(Page and application data records)

=====

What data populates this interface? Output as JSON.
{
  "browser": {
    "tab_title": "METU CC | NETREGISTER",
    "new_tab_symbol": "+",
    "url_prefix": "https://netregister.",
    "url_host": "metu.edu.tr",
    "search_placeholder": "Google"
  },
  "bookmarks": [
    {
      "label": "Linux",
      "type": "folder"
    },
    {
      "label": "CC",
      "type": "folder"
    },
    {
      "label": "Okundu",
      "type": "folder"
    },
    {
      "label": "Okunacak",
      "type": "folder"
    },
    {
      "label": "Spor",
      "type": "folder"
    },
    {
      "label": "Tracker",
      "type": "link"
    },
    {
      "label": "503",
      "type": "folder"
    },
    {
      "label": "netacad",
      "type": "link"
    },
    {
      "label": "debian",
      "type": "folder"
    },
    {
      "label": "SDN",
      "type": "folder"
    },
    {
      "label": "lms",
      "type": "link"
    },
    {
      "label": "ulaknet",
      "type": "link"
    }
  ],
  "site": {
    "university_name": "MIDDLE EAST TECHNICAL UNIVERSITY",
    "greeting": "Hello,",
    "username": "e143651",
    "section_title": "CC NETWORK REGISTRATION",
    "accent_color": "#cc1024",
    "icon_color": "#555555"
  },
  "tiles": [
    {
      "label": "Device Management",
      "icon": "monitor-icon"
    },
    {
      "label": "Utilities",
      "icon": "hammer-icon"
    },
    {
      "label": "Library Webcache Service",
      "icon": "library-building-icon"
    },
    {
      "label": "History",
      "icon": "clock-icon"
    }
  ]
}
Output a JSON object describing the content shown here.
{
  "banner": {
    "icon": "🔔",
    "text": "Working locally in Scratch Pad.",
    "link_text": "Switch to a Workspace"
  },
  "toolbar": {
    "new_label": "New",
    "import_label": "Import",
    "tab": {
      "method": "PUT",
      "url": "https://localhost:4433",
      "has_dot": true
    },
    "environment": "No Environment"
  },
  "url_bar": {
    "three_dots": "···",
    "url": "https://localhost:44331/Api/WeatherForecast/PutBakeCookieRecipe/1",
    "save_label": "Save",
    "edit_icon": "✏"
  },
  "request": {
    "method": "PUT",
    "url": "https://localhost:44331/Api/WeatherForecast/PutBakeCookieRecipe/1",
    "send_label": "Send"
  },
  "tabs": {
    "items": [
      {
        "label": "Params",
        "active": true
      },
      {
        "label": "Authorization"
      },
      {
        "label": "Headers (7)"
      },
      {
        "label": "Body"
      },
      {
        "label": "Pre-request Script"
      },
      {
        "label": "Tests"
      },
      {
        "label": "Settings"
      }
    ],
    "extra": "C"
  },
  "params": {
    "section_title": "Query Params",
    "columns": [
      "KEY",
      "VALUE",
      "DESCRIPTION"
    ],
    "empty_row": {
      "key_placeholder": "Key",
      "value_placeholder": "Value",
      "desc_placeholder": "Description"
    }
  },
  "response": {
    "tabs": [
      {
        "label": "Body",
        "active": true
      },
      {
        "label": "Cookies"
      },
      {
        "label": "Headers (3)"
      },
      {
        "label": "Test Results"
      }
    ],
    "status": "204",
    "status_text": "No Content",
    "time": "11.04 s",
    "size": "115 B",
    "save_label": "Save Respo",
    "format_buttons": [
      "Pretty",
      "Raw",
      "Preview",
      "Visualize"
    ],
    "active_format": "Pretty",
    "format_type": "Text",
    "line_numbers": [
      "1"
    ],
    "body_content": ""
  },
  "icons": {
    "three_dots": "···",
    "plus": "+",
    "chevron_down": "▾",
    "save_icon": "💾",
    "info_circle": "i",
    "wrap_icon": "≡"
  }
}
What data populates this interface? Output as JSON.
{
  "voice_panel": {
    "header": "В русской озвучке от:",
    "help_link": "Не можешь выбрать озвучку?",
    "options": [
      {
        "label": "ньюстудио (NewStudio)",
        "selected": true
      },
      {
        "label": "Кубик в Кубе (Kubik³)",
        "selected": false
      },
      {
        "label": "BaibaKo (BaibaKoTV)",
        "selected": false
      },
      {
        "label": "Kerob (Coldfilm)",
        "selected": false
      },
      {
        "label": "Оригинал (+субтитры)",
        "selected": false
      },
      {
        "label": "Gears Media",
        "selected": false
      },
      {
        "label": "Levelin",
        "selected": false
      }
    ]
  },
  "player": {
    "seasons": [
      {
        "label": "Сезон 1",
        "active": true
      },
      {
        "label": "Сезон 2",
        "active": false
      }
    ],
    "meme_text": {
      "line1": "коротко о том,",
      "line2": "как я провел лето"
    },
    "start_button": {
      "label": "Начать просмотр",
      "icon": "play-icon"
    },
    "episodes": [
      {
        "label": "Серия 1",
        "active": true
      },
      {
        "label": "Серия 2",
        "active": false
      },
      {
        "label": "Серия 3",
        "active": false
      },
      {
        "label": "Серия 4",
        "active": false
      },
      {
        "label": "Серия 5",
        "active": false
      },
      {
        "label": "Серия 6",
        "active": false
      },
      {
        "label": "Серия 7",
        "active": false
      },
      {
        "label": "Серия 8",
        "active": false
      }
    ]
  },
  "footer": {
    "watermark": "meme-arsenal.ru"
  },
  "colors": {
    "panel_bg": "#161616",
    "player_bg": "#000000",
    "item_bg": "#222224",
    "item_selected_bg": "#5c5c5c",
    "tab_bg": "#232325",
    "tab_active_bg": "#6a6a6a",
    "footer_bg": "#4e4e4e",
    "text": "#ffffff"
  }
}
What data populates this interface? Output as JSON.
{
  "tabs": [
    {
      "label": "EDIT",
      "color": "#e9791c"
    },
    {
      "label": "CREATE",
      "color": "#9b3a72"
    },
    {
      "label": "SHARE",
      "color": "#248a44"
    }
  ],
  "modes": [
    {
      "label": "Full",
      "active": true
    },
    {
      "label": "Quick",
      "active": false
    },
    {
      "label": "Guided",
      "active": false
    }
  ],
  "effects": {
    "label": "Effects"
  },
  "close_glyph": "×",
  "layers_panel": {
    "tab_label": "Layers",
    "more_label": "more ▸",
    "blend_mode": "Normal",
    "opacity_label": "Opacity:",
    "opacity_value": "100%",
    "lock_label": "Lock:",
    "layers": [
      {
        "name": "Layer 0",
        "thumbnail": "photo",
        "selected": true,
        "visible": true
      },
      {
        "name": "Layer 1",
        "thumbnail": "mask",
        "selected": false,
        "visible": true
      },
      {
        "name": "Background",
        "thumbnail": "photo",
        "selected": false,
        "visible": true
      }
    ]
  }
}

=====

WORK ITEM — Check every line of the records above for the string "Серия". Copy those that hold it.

FINAL ANSWER —
        "label": "Серия 1",
        "label": "Серия 2",
        "label": "Серия 3",
        "label": "Серия 4",
        "label": "Серия 5",
        "label": "Серия 6",
        "label": "Серия 7",
        "label": "Серия 8",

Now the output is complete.